The Federal Court of Appeal has thrown out a case that could have major implications for First Nations.
Bruce McIvor is with First People’s Law in Vancouver.
He says the Specific Claims Tribunal was set up by the federal government in 2008 to settle First Nations claims against the Crown in regards to treaty fulfillment and reserve lands.
The tribunal is set-up to be the final decision making body for these claims, in order to bypass lengthy court cases.
But in a recent ruling, the Federal Court of Appeal may have undermined the very purpose of the tribunal.
The tribunal had ruled in favour of the Williams Lake Indian Band, but the federal government asked the Federal Court of Appeal for a judicial review.
But rather than provide clarity and return the case to the tribunal for a judgement, the Federal Court of Appeal decided the matter itself and dismissed the Williams Lake Indian Band’s case, a move the court itself acknowledges to be unusual.
McIvor says a judicial review is very different from an appeal, in which a judicial review only clarifies or settles a disagreement on a point of law, whereas an appeal will lead to a judgement.
McIvor says the tribunal was built around the purpose of hearing and being sensitive to First Nations issues.
While he’s not sure if the Williams Lake Indian Band will take the case to the Supreme Court, McIvor says he hopes they do, and believes they have a strong case.

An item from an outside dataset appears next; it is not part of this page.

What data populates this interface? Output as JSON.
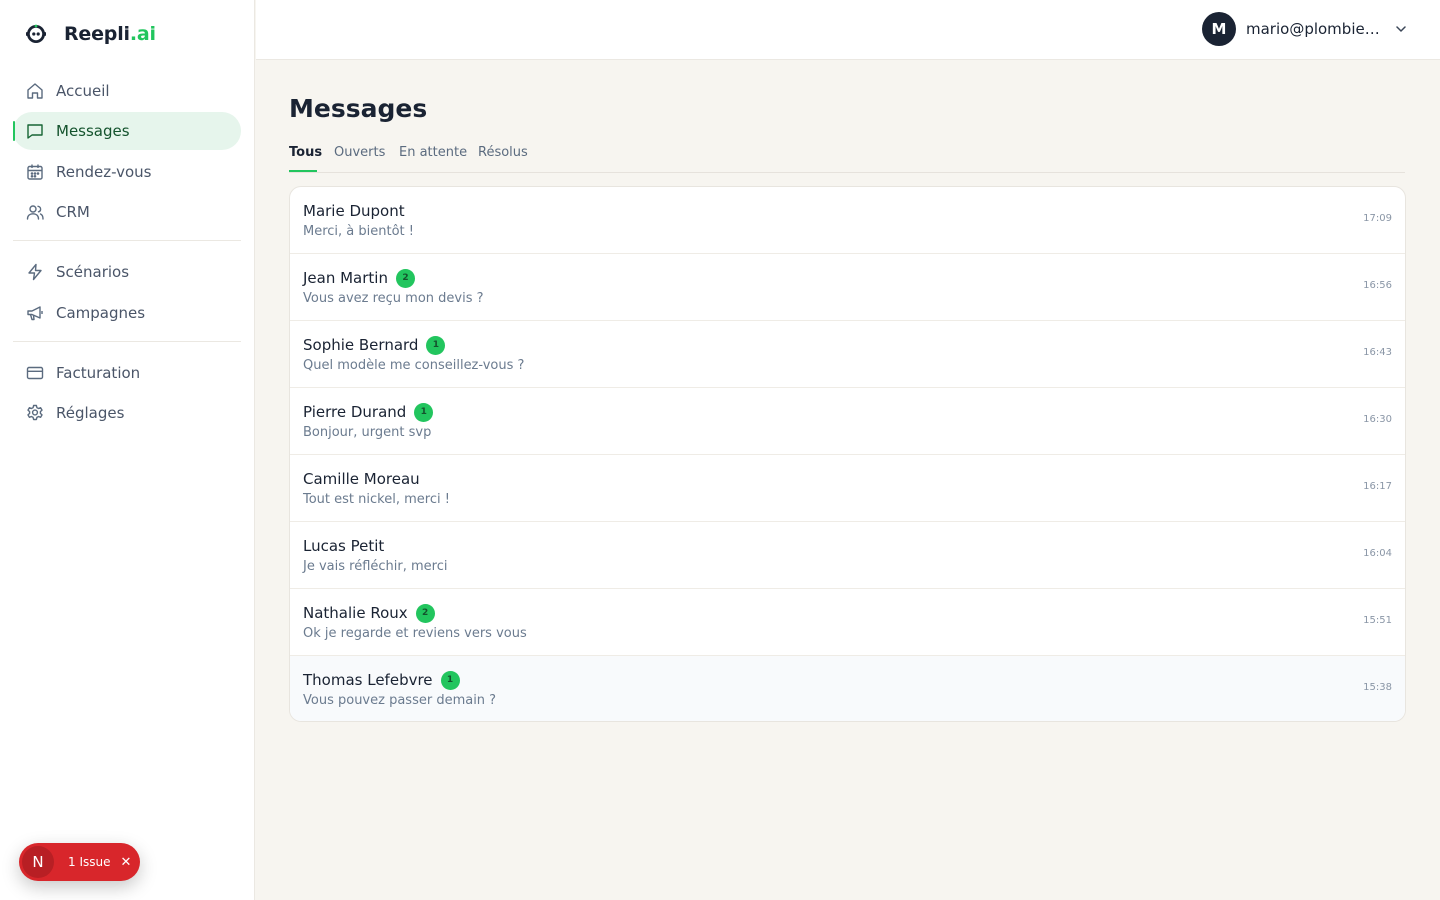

No one at the Williams Lake Indian Band was available for a comment.